(Stored records)
Segment Open
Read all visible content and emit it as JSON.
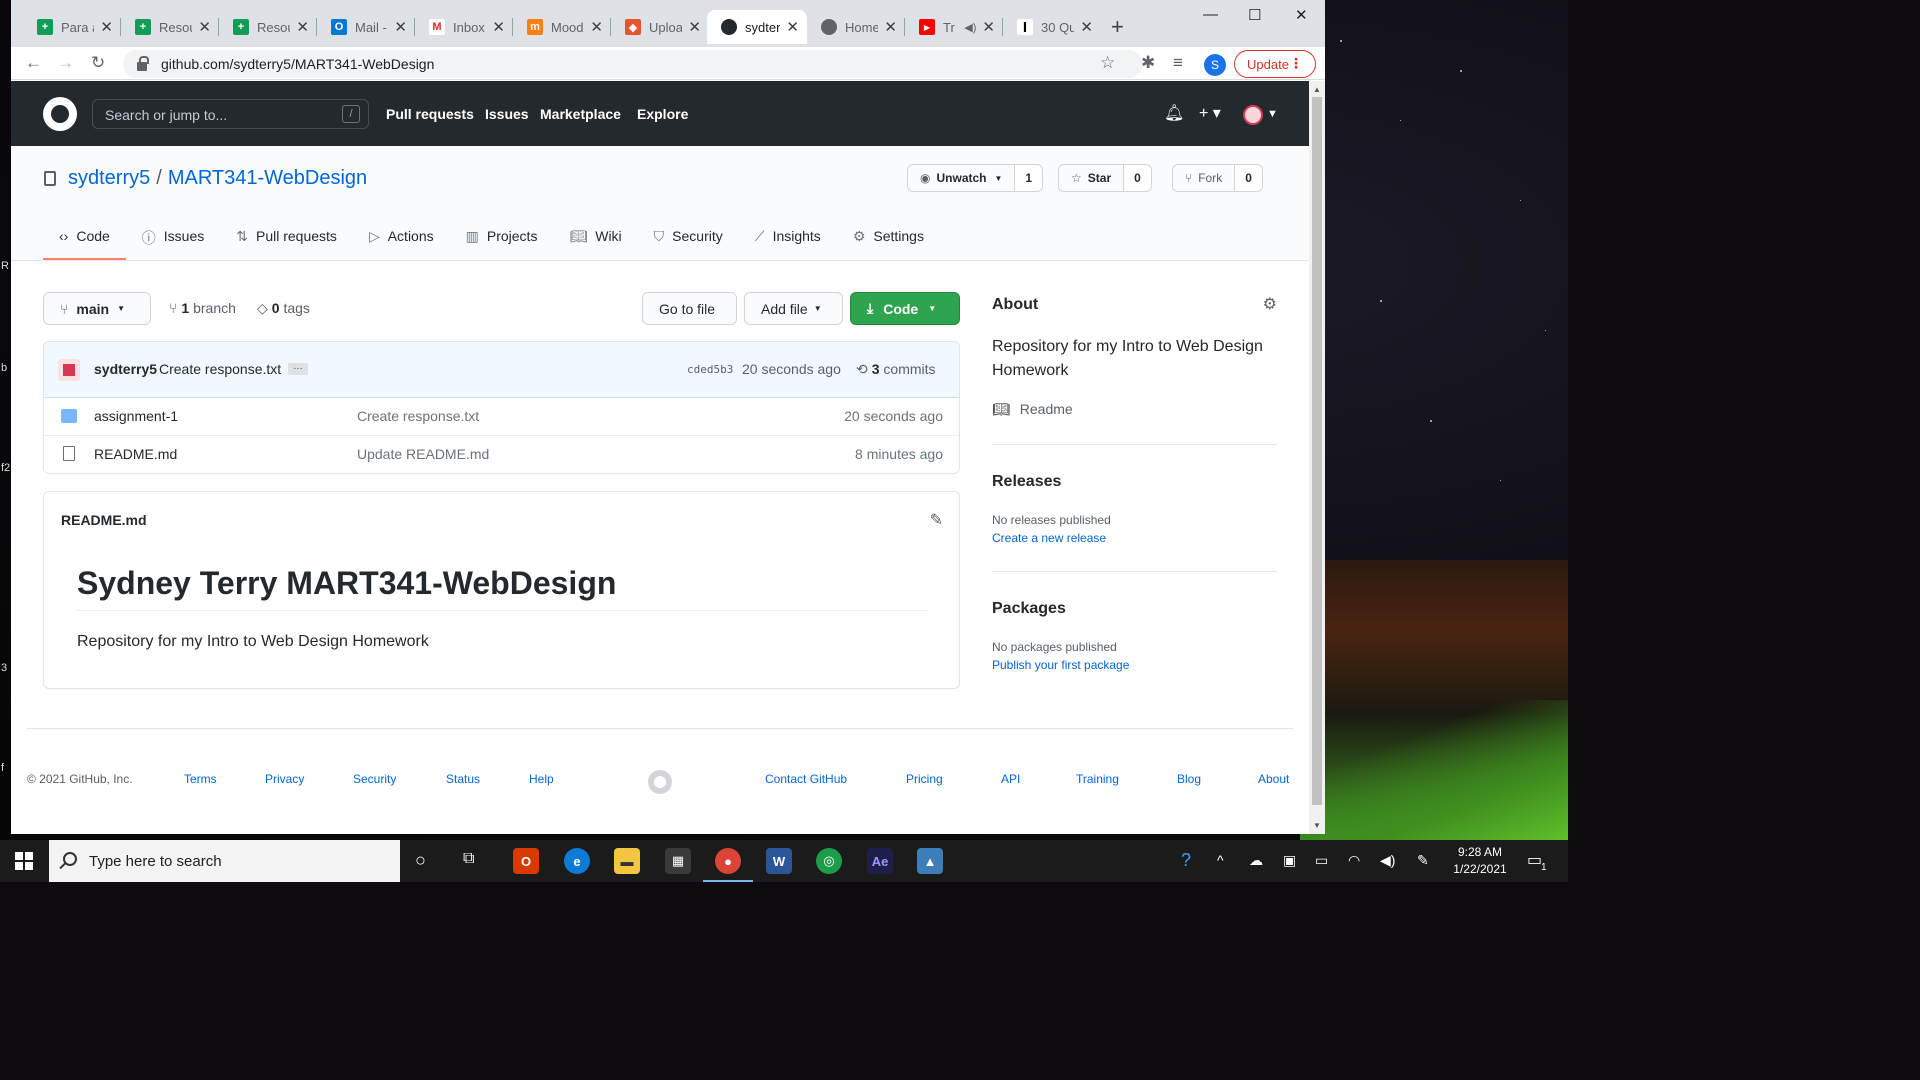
{
  "browser": {
    "tabs": [
      {
        "title": "Para a",
        "fav_color": "#0f9d58",
        "fav_glyph": "+"
      },
      {
        "title": "Resou",
        "fav_color": "#0f9d58",
        "fav_glyph": "+"
      },
      {
        "title": "Resou",
        "fav_color": "#0f9d58",
        "fav_glyph": "+"
      },
      {
        "title": "Mail -",
        "fav_color": "#0078d4",
        "fav_glyph": "O"
      },
      {
        "title": "Inbox",
        "fav_color": "#ffffff",
        "fav_glyph": "M"
      },
      {
        "title": "Mood",
        "fav_color": "#f98012",
        "fav_glyph": "m"
      },
      {
        "title": "Uploa",
        "fav_color": "#e4572e",
        "fav_glyph": "◆"
      },
      {
        "title": "sydter",
        "fav_color": "#24292e",
        "fav_glyph": "●"
      },
      {
        "title": "Home",
        "fav_color": "#5f6368",
        "fav_glyph": "◍"
      },
      {
        "title": "Tr",
        "fav_color": "#ff0000",
        "fav_glyph": "▶"
      },
      {
        "title": "30 Qu",
        "fav_color": "#000000",
        "fav_glyph": "I"
      }
    ],
    "url": "github.com/sydterry5/MART341-WebDesign",
    "profile_initial": "S",
    "update_label": "Update"
  },
  "header": {
    "search_placeholder": "Search or jump to...",
    "search_shortcut": "/",
    "nav": [
      "Pull requests",
      "Issues",
      "Marketplace",
      "Explore"
    ]
  },
  "repo": {
    "owner": "sydterry5",
    "name": "MART341-WebDesign",
    "watch_label": "Unwatch",
    "watch_count": "1",
    "star_label": "Star",
    "star_count": "0",
    "fork_label": "Fork",
    "fork_count": "0",
    "tabs": [
      "Code",
      "Issues",
      "Pull requests",
      "Actions",
      "Projects",
      "Wiki",
      "Security",
      "Insights",
      "Settings"
    ],
    "branch": "main",
    "branch_count": "1",
    "branch_word": "branch",
    "tag_count": "0",
    "tag_word": "tags",
    "go_to_file": "Go to file",
    "add_file": "Add file",
    "code_btn": "Code"
  },
  "commit": {
    "author": "sydterry5",
    "message": "Create response.txt",
    "sha": "cded5b3",
    "ago": "20 seconds ago",
    "count": "3",
    "count_word": "commits"
  },
  "files": [
    {
      "name": "assignment-1",
      "type": "folder",
      "message": "Create response.txt",
      "ago": "20 seconds ago"
    },
    {
      "name": "README.md",
      "type": "file",
      "message": "Update README.md",
      "ago": "8 minutes ago"
    }
  ],
  "readme": {
    "filename": "README.md",
    "heading": "Sydney Terry MART341-WebDesign",
    "body": "Repository for my Intro to Web Design Homework"
  },
  "about": {
    "title": "About",
    "description": "Repository for my Intro to Web Design Homework",
    "readme_label": "Readme",
    "releases_title": "Releases",
    "releases_text": "No releases published",
    "releases_link": "Create a new release",
    "packages_title": "Packages",
    "packages_text": "No packages published",
    "packages_link": "Publish your first package"
  },
  "footer": {
    "copyright": "© 2021 GitHub, Inc.",
    "left_links": [
      "Terms",
      "Privacy",
      "Security",
      "Status",
      "Help"
    ],
    "right_links": [
      "Contact GitHub",
      "Pricing",
      "API",
      "Training",
      "Blog",
      "About"
    ]
  },
  "taskbar": {
    "search_placeholder": "Type here to search",
    "time": "9:28 AM",
    "date": "1/22/2021",
    "notification_count": "1"
  }
}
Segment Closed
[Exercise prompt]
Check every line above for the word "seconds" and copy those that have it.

[Answer section]
    "ago": "20 seconds ago",
      "ago": "20 seconds ago"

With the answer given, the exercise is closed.